TORONTO -- A family is furious with their children’s elementary school after they didn’t pause at 11 a.m. on Remembrance Day because the time conflicted with morning recess.

Burlington, Ont. parents Rebecca Real and Graham McDonald, whose two young children attended Brant Hills Public School, said that Remembrance Day was observed during an assembly at 11:45 a.m. on Nov. 11 this year.

McDonald is an active member of the military and served in Afghanistan in 2008 for nine months. They said the school's principal told them that moving recess to accommodate the minute of silence didn't correspond with the regular daily routine.

"They basically told us it was inconvenient," Real told CTV News Toronto. "War is never convenient but they did it for us, so why they can’t do this for us, and the other military people, is beyond us."


"It doesn’t seem like we’re asking that much. It's the 11th hour, of the 11th day, 11th month. It’s not 11:45 a.m."

Earlier this week, the family went to the school’s principal and the Halton Regional School Board to issue a complaint, but "were met with resistance."

"I went in to have a face-to-face with the principal and basically was told that it's inconvenient at 11 a.m. with the recess bells," McDonald said. 
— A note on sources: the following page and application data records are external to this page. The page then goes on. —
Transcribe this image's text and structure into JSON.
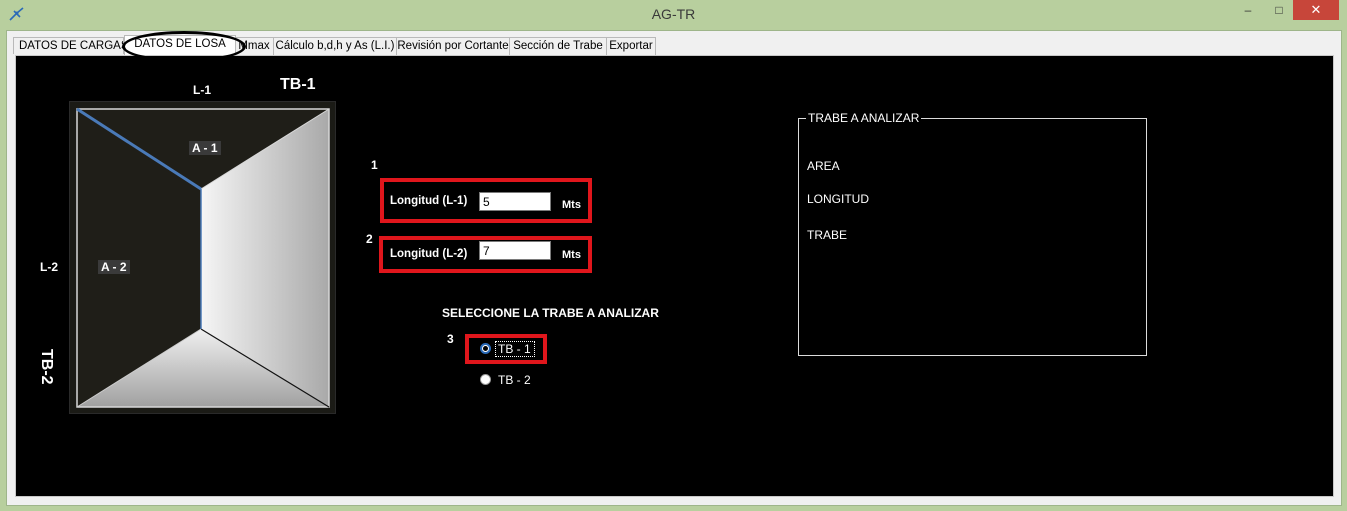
{
  "window": {
    "title": "AG-TR",
    "minimize": "–",
    "maximize": "□",
    "close": "✕"
  },
  "tabs": [
    {
      "label": "DATOS DE CARGAS",
      "active": false
    },
    {
      "label": "DATOS DE LOSA",
      "active": true
    },
    {
      "label": "Mmax",
      "active": false
    },
    {
      "label": "Cálculo b,d,h y As (L.I.)",
      "active": false
    },
    {
      "label": "Revisión por Cortante",
      "active": false
    },
    {
      "label": "Sección de Trabe",
      "active": false
    },
    {
      "label": "Exportar",
      "active": false
    }
  ],
  "slab": {
    "l1_label": "L-1",
    "l2_label": "L-2",
    "tb1_label": "TB-1",
    "tb2_label": "TB-2",
    "area1_label": "A - 1",
    "area2_label": "A - 2"
  },
  "form": {
    "step1": "1",
    "step2": "2",
    "step3": "3",
    "l1_field_label": "Longitud (L-1)",
    "l1_value": "5",
    "l1_unit": "Mts",
    "l2_field_label": "Longitud (L-2)",
    "l2_value": "7",
    "l2_unit": "Mts",
    "select_heading": "SELECCIONE LA TRABE A ANALIZAR",
    "radio_tb1": "TB - 1",
    "radio_tb2": "TB - 2",
    "selected": "TB - 1"
  },
  "analysis": {
    "group_title": "TRABE A ANALIZAR",
    "area_label": "AREA",
    "longitud_label": "LONGITUD",
    "trabe_label": "TRABE"
  },
  "colors": {
    "highlight_red": "#e0161c",
    "panel_bg": "#000000",
    "beam_line": "#4a7ab8"
  }
}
"My kids should not be outside throwing snowballs at 11 a.m. That's a time to stand still. Be silent and honour the fallen. If you don’t instill that in kids now, good luck in 30 years."


The parents said they will now pull their children, ages five and six, out of school each Remembrance Day so they can teach them the importance of honouring veterans at 11 a.m.

"I'm speaking as a parent and a Canadian. If I wasn't in the military, I would still be arguing for this," McDonald said. 

His wife added that ignoring the 11 a.m. moment a silence feels like a "slap in the face". 

"What are we teaching our kids. This is history," she said. 

"I went to this school as a child and I can remember vividly that we would be standing up and an announcement would come on – we would recognize it."

"It wasn't a challenge back in my day, so why is it now?"

Halton District School Board Associate Director David Boag admitted the school missed the 11 a.m. moment of silence, but said hitting it can be a "logistical challenge".

"Every school honours Remembrance Day, they all stop for a moment of silence," Boag told CTV News Toronto.


"To hit 11 a.m. right on when you're dealing with youngsters is really a logistical challenge."

Boag said changing daily schedules is difficult, especially when staff are dealing with students who have special needs.

"Students with special needs sometimes need to follow schedules."

"On the surface, hitting 11 a.m. sounds like a reasonable thing. It's something we’ll talk about but I’ll be honest it will be a real challenge."


Boag added that many of the schools in Halton region do observe Remembrance Day at 11 a.m., even though Brant Hills Public School does not. 

"I would question the value of the timing based on the value of the actual assembly. If you look at the agenda for the ceremony, parents would be blown away by what we do."

Boag said he respects the family's decision to pull their students out of school next year but thinks they wouldn't get the same value at home.

"It's an amazing ceremony," Boag said.

Despite there being no plans to change the timing of next year's Remembrance Day ceremony, Boag said he will now bring the issue to his senior team. 

"I think it's worth us having a discussion about."